The Labour First Meenister Jack MacConnell wis amang the first politeecians in Scotland that haed the smeddum tae speak oot agin the bitterness but it wis the SNP government that socht tae yoke-on this controvertit maiter. Sae thay pit throu a law cryed in the Soothron tongue Offensive Behaviour at Football and Threatening Communications Act that becam law fae 19 Januar 2012. A wheen amang the fitba community cawed the SNP for awthing, threapin that the act micht be interpet sindry weys, an syne stertit up a group cryed Fans Against Criminalisation tae campaign agin the act. In Mey 2015 a speir amang the public bi Panelbase fund that 60% o fowk in Scotland wis aw for the act wi jist 14% wantin it repealed. Thon same year a wheen fowk wis tuithy o the SPFL for no dealin wi sectarians at a Raith Rovers gemm.


[i] B. Murray, The Old Firm In A New Age, (Edinburgh, 1998), pp.34-35.

[ii] Raymond Boyle, ‘We are Celtic supportes...’ Questions of football and identity in modern Scotland’, in Richard Giullianotti, an John Williams (eds) Game Without Frontiers, Football, Identity and Modernity, (Aldershot, 1994), p.89.

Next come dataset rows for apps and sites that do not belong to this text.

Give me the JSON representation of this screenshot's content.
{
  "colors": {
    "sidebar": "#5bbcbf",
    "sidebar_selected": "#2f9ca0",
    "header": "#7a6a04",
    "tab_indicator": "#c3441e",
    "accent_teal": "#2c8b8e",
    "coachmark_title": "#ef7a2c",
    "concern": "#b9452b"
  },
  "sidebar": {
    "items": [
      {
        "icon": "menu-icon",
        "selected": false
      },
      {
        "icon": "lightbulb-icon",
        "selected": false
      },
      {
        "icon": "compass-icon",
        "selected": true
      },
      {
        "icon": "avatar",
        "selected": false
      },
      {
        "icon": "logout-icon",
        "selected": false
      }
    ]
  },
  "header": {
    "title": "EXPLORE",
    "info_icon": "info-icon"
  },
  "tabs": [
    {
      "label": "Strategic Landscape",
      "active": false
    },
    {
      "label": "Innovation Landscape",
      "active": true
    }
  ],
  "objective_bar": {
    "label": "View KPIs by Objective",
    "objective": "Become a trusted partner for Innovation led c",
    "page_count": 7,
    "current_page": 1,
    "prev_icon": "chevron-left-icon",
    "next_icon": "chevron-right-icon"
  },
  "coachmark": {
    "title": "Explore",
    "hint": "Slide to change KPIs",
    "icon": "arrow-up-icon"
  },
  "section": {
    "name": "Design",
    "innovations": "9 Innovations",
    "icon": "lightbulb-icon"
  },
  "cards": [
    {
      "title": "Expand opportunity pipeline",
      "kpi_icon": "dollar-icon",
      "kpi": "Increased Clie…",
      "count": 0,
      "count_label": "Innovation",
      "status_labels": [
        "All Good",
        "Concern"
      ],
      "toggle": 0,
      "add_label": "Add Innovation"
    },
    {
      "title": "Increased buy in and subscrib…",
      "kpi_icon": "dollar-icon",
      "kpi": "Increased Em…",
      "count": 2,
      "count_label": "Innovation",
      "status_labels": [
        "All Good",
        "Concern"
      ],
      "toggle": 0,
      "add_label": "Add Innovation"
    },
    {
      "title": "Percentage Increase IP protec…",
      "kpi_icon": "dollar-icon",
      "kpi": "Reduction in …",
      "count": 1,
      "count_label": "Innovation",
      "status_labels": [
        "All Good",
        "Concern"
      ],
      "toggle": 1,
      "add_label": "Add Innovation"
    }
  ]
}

[iii] B Murray, The Old Firm In A New Age, (Edinburgh, 1998), p.107. Laurie’s faither haed been a Protestant.